Rosemary is a perennial evergreen that belongs to the Lamiaceae mint family. It is a  fragrant and aromatic herb with a piney and somewhat bitter taste used in many cuisines. The herb’s needle-like leaves are 1-2 inches long and are used fresh or dried.

Rosemary is famous for flavoring seafood and other meals. Its powerful taste pairs nicely with shrimp’s natural sweetness.

Shrimp-rosemary skewers are popular. Fresh shrimp are skewered and grilled or roasted with rosemary sprigs to impart their flavor. The outcome is a flavorful and fragrant appetizer or main entrée.

Shrimp spaghetti uses rosemary too. Shrimp is cooked in a garlic and herb sauce with rosemary. The shrimp’s sweetness, the garlic’s savoriness, and the rosemary’s piney taste complement each other.

Lastly, shrimp scampi, an Italian-American dish composed of butter, garlic, lemon juice, and white wine, often contains rosemary. The rosemary gives the meal a fragrant and savory taste, making it a seafood lover’s favorite.

Final Words

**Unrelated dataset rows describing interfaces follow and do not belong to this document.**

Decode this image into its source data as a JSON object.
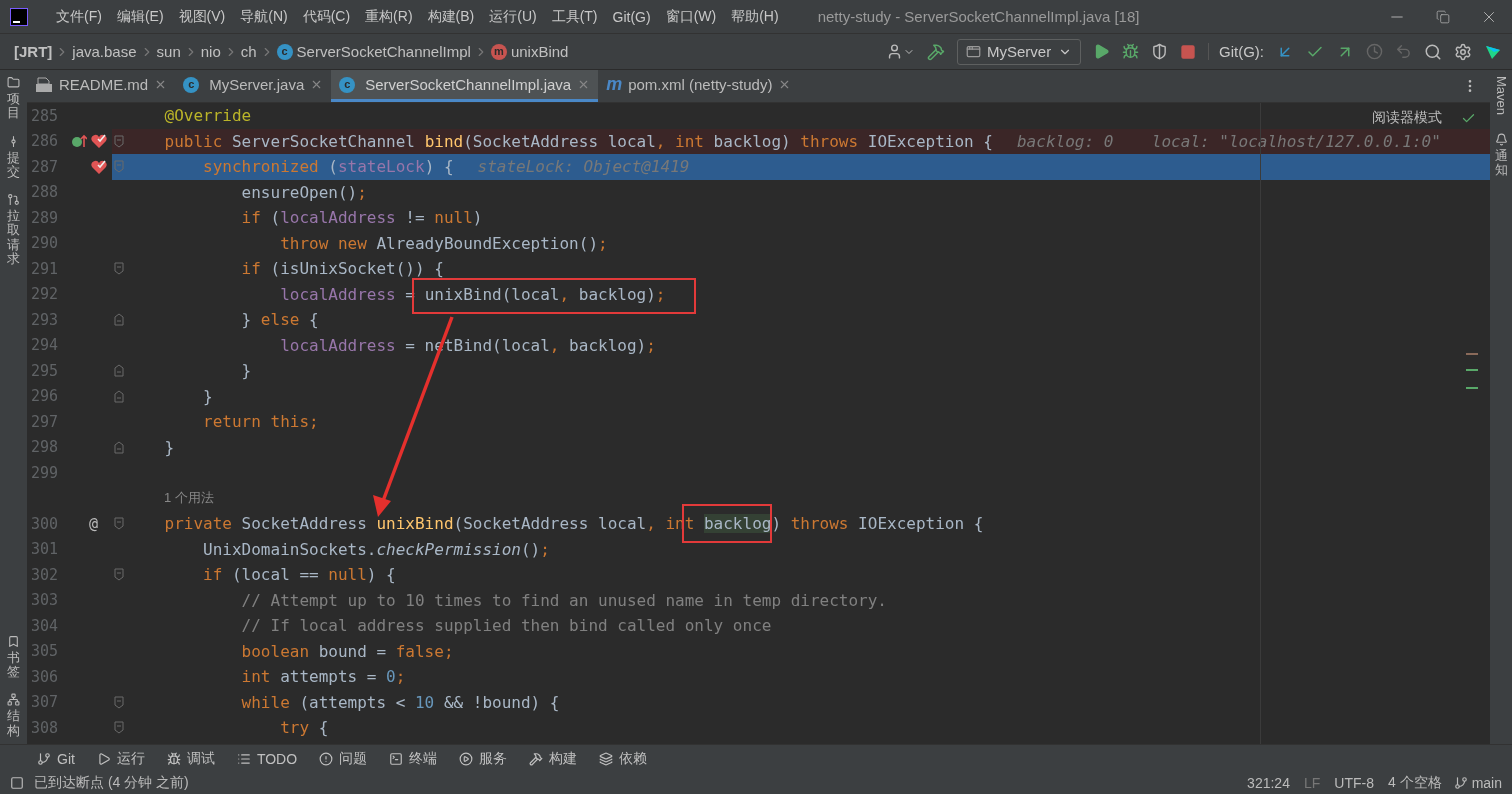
{
  "window": {
    "title": "netty-study - ServerSocketChannelImpl.java [18]"
  },
  "menu": [
    "文件(F)",
    "编辑(E)",
    "视图(V)",
    "导航(N)",
    "代码(C)",
    "重构(R)",
    "构建(B)",
    "运行(U)",
    "工具(T)",
    "Git(G)",
    "窗口(W)",
    "帮助(H)"
  ],
  "breadcrumbs": [
    {
      "label": "[JRT]",
      "kind": "plain"
    },
    {
      "label": "java.base",
      "kind": "plain"
    },
    {
      "label": "sun",
      "kind": "plain"
    },
    {
      "label": "nio",
      "kind": "plain"
    },
    {
      "label": "ch",
      "kind": "plain"
    },
    {
      "label": "ServerSocketChannelImpl",
      "kind": "class",
      "icon": "c"
    },
    {
      "label": "unixBind",
      "kind": "method",
      "icon": "m"
    }
  ],
  "toolbar": {
    "run_config": "MyServer",
    "git_label": "Git(G):"
  },
  "left_tools": [
    {
      "label": "项目",
      "kind": "folder"
    },
    {
      "label": "提交",
      "kind": "commit"
    },
    {
      "label": "拉取请求",
      "kind": "pull"
    }
  ],
  "left_tools_bottom": [
    {
      "label": "书签",
      "kind": "bookmark"
    },
    {
      "label": "结构",
      "kind": "structure"
    }
  ],
  "right_tools": [
    {
      "label": "Maven",
      "kind": "maven"
    },
    {
      "label": "通知",
      "kind": "bell"
    }
  ],
  "tabs": [
    {
      "label": "README.md",
      "kind": "markdown",
      "selected": false
    },
    {
      "label": "MyServer.java",
      "kind": "runnable",
      "icon": "c",
      "selected": false
    },
    {
      "label": "ServerSocketChannelImpl.java",
      "kind": "class",
      "icon": "c",
      "selected": true
    },
    {
      "label": "pom.xml (netty-study)",
      "kind": "maven",
      "icon": "m",
      "selected": false
    }
  ],
  "editor": {
    "reader_mode": "阅读器模式",
    "arrow": true,
    "lines": [
      {
        "number": "285",
        "kind": "plain",
        "tokens": [
          {
            "kind": "annotation",
            "t": "    @Override"
          }
        ]
      },
      {
        "number": "286",
        "kind": "breakpoint",
        "gutter": [
          {
            "kind": "implements"
          },
          {
            "kind": "breakpoint"
          },
          {
            "kind": "fold_start"
          }
        ],
        "tokens": [
          {
            "kind": "kw",
            "t": "    public "
          },
          {
            "kind": "plain",
            "t": "ServerSocketChannel "
          },
          {
            "kind": "method",
            "t": "bind"
          },
          {
            "kind": "plain",
            "t": "(SocketAddress local"
          },
          {
            "kind": "kw",
            "t": ", int "
          },
          {
            "kind": "plain",
            "t": "backlog) "
          },
          {
            "kind": "kw",
            "t": "throws "
          },
          {
            "kind": "plain",
            "t": "IOException {"
          }
        ],
        "hint": "backlog: 0    local: \"localhost/127.0.0.1:0\""
      },
      {
        "number": "287",
        "kind": "execution",
        "gutter": [
          {
            "kind": "breakpoint"
          },
          {
            "kind": "fold_start"
          }
        ],
        "tokens": [
          {
            "kind": "kw",
            "t": "        synchronized "
          },
          {
            "kind": "plain",
            "t": "("
          },
          {
            "kind": "field",
            "t": "stateLock"
          },
          {
            "kind": "plain",
            "t": ") {"
          }
        ],
        "hint": "stateLock: Object@1419"
      },
      {
        "number": "288",
        "kind": "plain",
        "tokens": [
          {
            "kind": "plain",
            "t": "            ensureOpen()"
          },
          {
            "kind": "kw",
            "t": ";"
          }
        ]
      },
      {
        "number": "289",
        "kind": "plain",
        "tokens": [
          {
            "kind": "kw",
            "t": "            if "
          },
          {
            "kind": "plain",
            "t": "("
          },
          {
            "kind": "field",
            "t": "localAddress"
          },
          {
            "kind": "plain",
            "t": " != "
          },
          {
            "kind": "kw",
            "t": "null"
          },
          {
            "kind": "plain",
            "t": ")"
          }
        ]
      },
      {
        "number": "290",
        "kind": "plain",
        "tokens": [
          {
            "kind": "kw",
            "t": "                throw new "
          },
          {
            "kind": "plain",
            "t": "AlreadyBoundException()"
          },
          {
            "kind": "kw",
            "t": ";"
          }
        ]
      },
      {
        "number": "291",
        "kind": "plain",
        "gutter": [
          {
            "kind": "fold_start"
          }
        ],
        "tokens": [
          {
            "kind": "kw",
            "t": "            if "
          },
          {
            "kind": "plain",
            "t": "(isUnixSocket()) {"
          }
        ]
      },
      {
        "number": "292",
        "kind": "plain",
        "tokens": [
          {
            "kind": "field",
            "t": "                localAddress"
          },
          {
            "kind": "plain",
            "t": " = "
          },
          {
            "kind": "group",
            "boxed": true,
            "tokens": [
              {
                "kind": "plain",
                "t": "unixBind(local"
              },
              {
                "kind": "kw",
                "t": ", "
              },
              {
                "kind": "plain",
                "t": "backlog)"
              },
              {
                "kind": "kw",
                "t": ";"
              }
            ]
          }
        ]
      },
      {
        "number": "293",
        "kind": "plain",
        "gutter": [
          {
            "kind": "fold_end"
          }
        ],
        "tokens": [
          {
            "kind": "plain",
            "t": "            } "
          },
          {
            "kind": "kw",
            "t": "else "
          },
          {
            "kind": "plain",
            "t": "{"
          }
        ]
      },
      {
        "number": "294",
        "kind": "plain",
        "tokens": [
          {
            "kind": "field",
            "t": "                localAddress"
          },
          {
            "kind": "plain",
            "t": " = netBind(local"
          },
          {
            "kind": "kw",
            "t": ", "
          },
          {
            "kind": "plain",
            "t": "backlog)"
          },
          {
            "kind": "kw",
            "t": ";"
          }
        ]
      },
      {
        "number": "295",
        "kind": "plain",
        "gutter": [
          {
            "kind": "fold_end"
          }
        ],
        "tokens": [
          {
            "kind": "plain",
            "t": "            }"
          }
        ]
      },
      {
        "number": "296",
        "kind": "plain",
        "gutter": [
          {
            "kind": "fold_end"
          }
        ],
        "tokens": [
          {
            "kind": "plain",
            "t": "        }"
          }
        ]
      },
      {
        "number": "297",
        "kind": "plain",
        "tokens": [
          {
            "kind": "kw",
            "t": "        return this;"
          }
        ]
      },
      {
        "number": "298",
        "kind": "plain",
        "gutter": [
          {
            "kind": "fold_end"
          }
        ],
        "tokens": [
          {
            "kind": "plain",
            "t": "    }"
          }
        ]
      },
      {
        "number": "299",
        "kind": "plain"
      },
      {
        "kind": "usage",
        "usages": "1 个用法"
      },
      {
        "number": "300",
        "kind": "plain",
        "gutter": [
          {
            "kind": "at",
            "text": "@"
          },
          {
            "kind": "fold_start"
          }
        ],
        "tokens": [
          {
            "kind": "kw",
            "t": "    private "
          },
          {
            "kind": "plain",
            "t": "SocketAddress "
          },
          {
            "kind": "method",
            "t": "unixBind"
          },
          {
            "kind": "plain",
            "t": "(SocketAddress local"
          },
          {
            "kind": "kw",
            "t": ", int "
          },
          {
            "kind": "group",
            "boxed": true,
            "tokens": [
              {
                "kind": "usage",
                "t": "backlog"
              }
            ]
          },
          {
            "kind": "plain",
            "t": ") "
          },
          {
            "kind": "kw",
            "t": "throws "
          },
          {
            "kind": "plain",
            "t": "IOException {"
          }
        ]
      },
      {
        "number": "301",
        "kind": "plain",
        "tokens": [
          {
            "kind": "plain",
            "t": "        UnixDomainSockets."
          },
          {
            "kind": "static",
            "t": "checkPermission"
          },
          {
            "kind": "plain",
            "t": "()"
          },
          {
            "kind": "kw",
            "t": ";"
          }
        ]
      },
      {
        "number": "302",
        "kind": "plain",
        "gutter": [
          {
            "kind": "fold_start"
          }
        ],
        "tokens": [
          {
            "kind": "kw",
            "t": "        if "
          },
          {
            "kind": "plain",
            "t": "(local == "
          },
          {
            "kind": "kw",
            "t": "null"
          },
          {
            "kind": "plain",
            "t": ") {"
          }
        ]
      },
      {
        "number": "303",
        "kind": "plain",
        "tokens": [
          {
            "kind": "comment",
            "t": "            // Attempt up to 10 times to find an unused name in temp directory."
          }
        ]
      },
      {
        "number": "304",
        "kind": "plain",
        "tokens": [
          {
            "kind": "comment",
            "t": "            // If local address supplied then bind called only once"
          }
        ]
      },
      {
        "number": "305",
        "kind": "plain",
        "tokens": [
          {
            "kind": "kw",
            "t": "            boolean "
          },
          {
            "kind": "plain",
            "t": "bound = "
          },
          {
            "kind": "kw",
            "t": "false;"
          }
        ]
      },
      {
        "number": "306",
        "kind": "plain",
        "tokens": [
          {
            "kind": "kw",
            "t": "            int "
          },
          {
            "kind": "plain",
            "t": "attempts = "
          },
          {
            "kind": "num",
            "t": "0"
          },
          {
            "kind": "kw",
            "t": ";"
          }
        ]
      },
      {
        "number": "307",
        "kind": "plain",
        "gutter": [
          {
            "kind": "fold_start"
          }
        ],
        "tokens": [
          {
            "kind": "kw",
            "t": "            while "
          },
          {
            "kind": "plain",
            "t": "(attempts < "
          },
          {
            "kind": "num",
            "t": "10"
          },
          {
            "kind": "plain",
            "t": " && !bound) {"
          }
        ]
      },
      {
        "number": "308",
        "kind": "plain",
        "gutter": [
          {
            "kind": "fold_start"
          }
        ],
        "tokens": [
          {
            "kind": "kw",
            "t": "                try "
          },
          {
            "kind": "plain",
            "t": "{"
          }
        ]
      }
    ]
  },
  "tool_windows": [
    {
      "label": "Git",
      "kind": "git"
    },
    {
      "label": "运行",
      "kind": "run"
    },
    {
      "label": "调试",
      "kind": "debug"
    },
    {
      "label": "TODO",
      "kind": "list"
    },
    {
      "label": "问题",
      "kind": "problems"
    },
    {
      "label": "终端",
      "kind": "terminal"
    },
    {
      "label": "服务",
      "kind": "services"
    },
    {
      "label": "构建",
      "kind": "build"
    },
    {
      "label": "依赖",
      "kind": "layers"
    }
  ],
  "status_bar": {
    "message": "已到达断点 (4 分钟 之前)",
    "position": "321:24",
    "line_sep": "LF",
    "encoding": "UTF-8",
    "indent": "4 个空格",
    "branch": "main"
  }
}
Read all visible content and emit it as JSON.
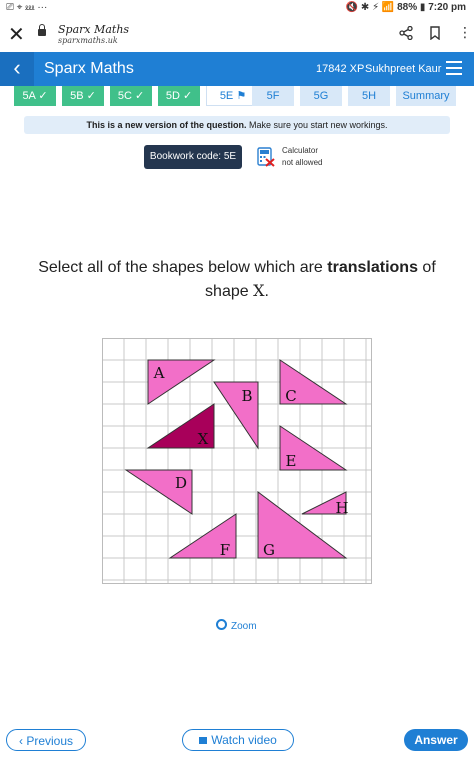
{
  "status": {
    "left": "⎚ ⌖ ⅏ ···",
    "right": "🔇 ✱ ⚡ 📶 88% ▮ 7:20 pm"
  },
  "browser": {
    "title": "Sparx Maths",
    "url": "sparxmaths.uk"
  },
  "header": {
    "title": "Sparx Maths",
    "xp": "17842 XP",
    "user": "Sukhpreet Kaur",
    "back": "‹"
  },
  "tabs": [
    {
      "label": "5A ✓",
      "state": "done"
    },
    {
      "label": "5B ✓",
      "state": "done"
    },
    {
      "label": "5C ✓",
      "state": "done"
    },
    {
      "label": "5D ✓",
      "state": "done"
    },
    {
      "label": "5E ⚑",
      "state": "current"
    },
    {
      "label": "5F",
      "state": "todo"
    },
    {
      "label": "5G",
      "state": "todo"
    },
    {
      "label": "5H",
      "state": "todo"
    },
    {
      "label": "Summary",
      "state": "todo"
    }
  ],
  "banner": {
    "bold": "This is a new version of the question.",
    "rest": " Make sure you start new workings."
  },
  "bookwork": "Bookwork code: 5E",
  "calculator": {
    "line1": "Calculator",
    "line2": "not allowed"
  },
  "question": {
    "line1a": "Select all of the shapes below which are ",
    "bold": "translations",
    "line1b": " of",
    "line2a": "shape ",
    "shape": "X",
    "line2b": "."
  },
  "shapes": [
    "A",
    "B",
    "C",
    "D",
    "E",
    "F",
    "G",
    "H",
    "X"
  ],
  "zoom": "Zoom",
  "buttons": {
    "previous": "‹ Previous",
    "video": "Watch video",
    "answer": "Answer"
  },
  "colors": {
    "accent": "#1f7fd4",
    "done": "#40c08a",
    "shape": "#f26fc8",
    "shape_x": "#a8005a"
  }
}
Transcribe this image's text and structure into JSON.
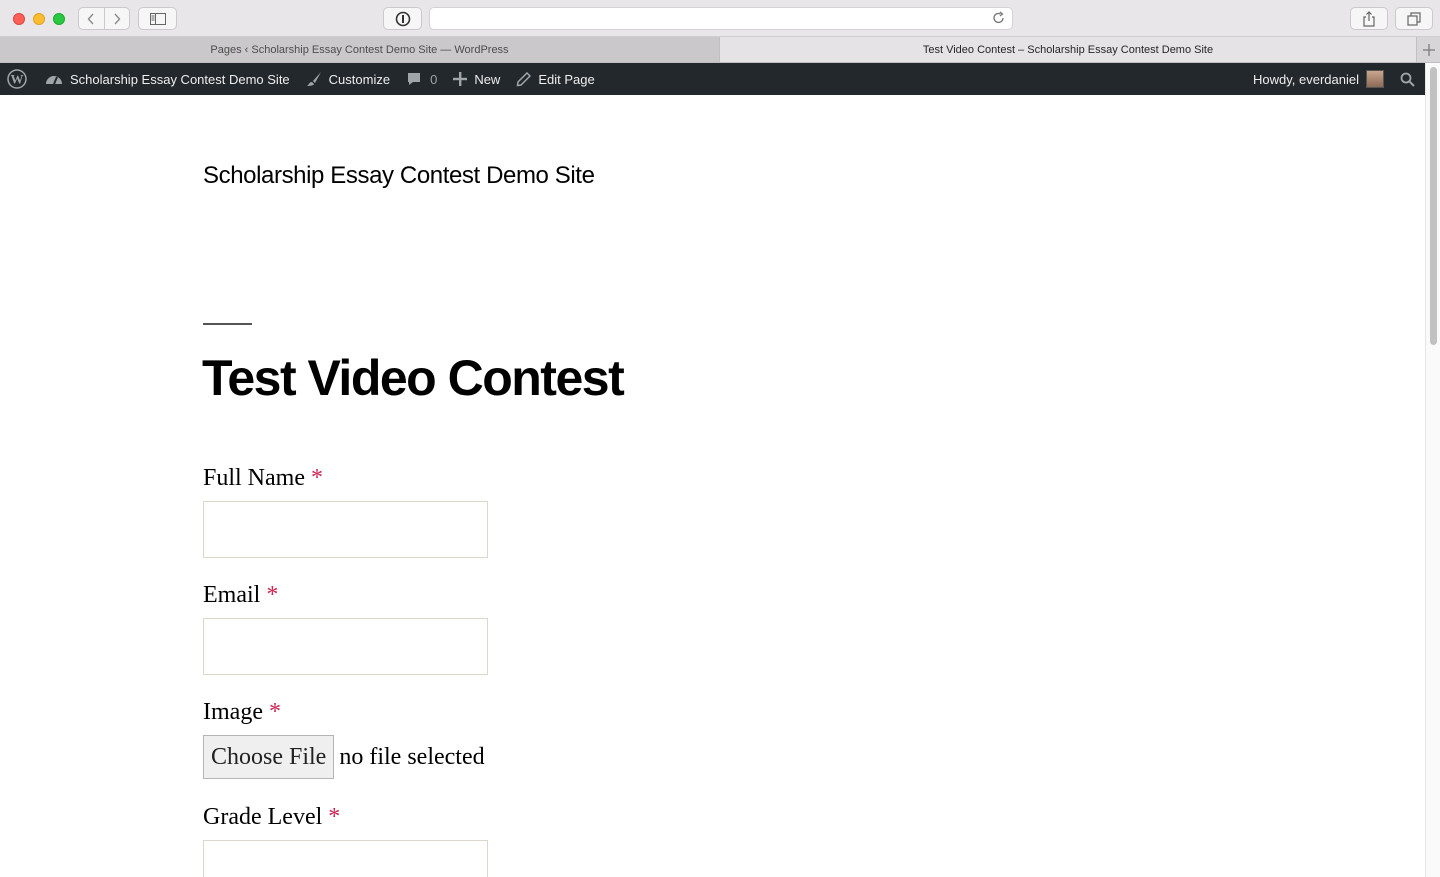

To summarize, using herbs in the preparation of shrimp meals is a simple and delectable approach to enhance the taste while also contributing some additional nutritional advantages. There are a wide variety of herbs that go well with shrimp, including those that are more uncommon, like lemongrass and kaffir lime leaves, as well as others that are more common, like parsley and dill. Do not be afraid to experiment with various herbs while preparing your shrimp in the oven, on the grill, or in the sauté pan. This will allow you to identify the flavor combinations that you like the most. Hence, the next time you prepare shrimp, don’t forget to throw in some fresh herbs for a flavorful and nutritious boost to the dish!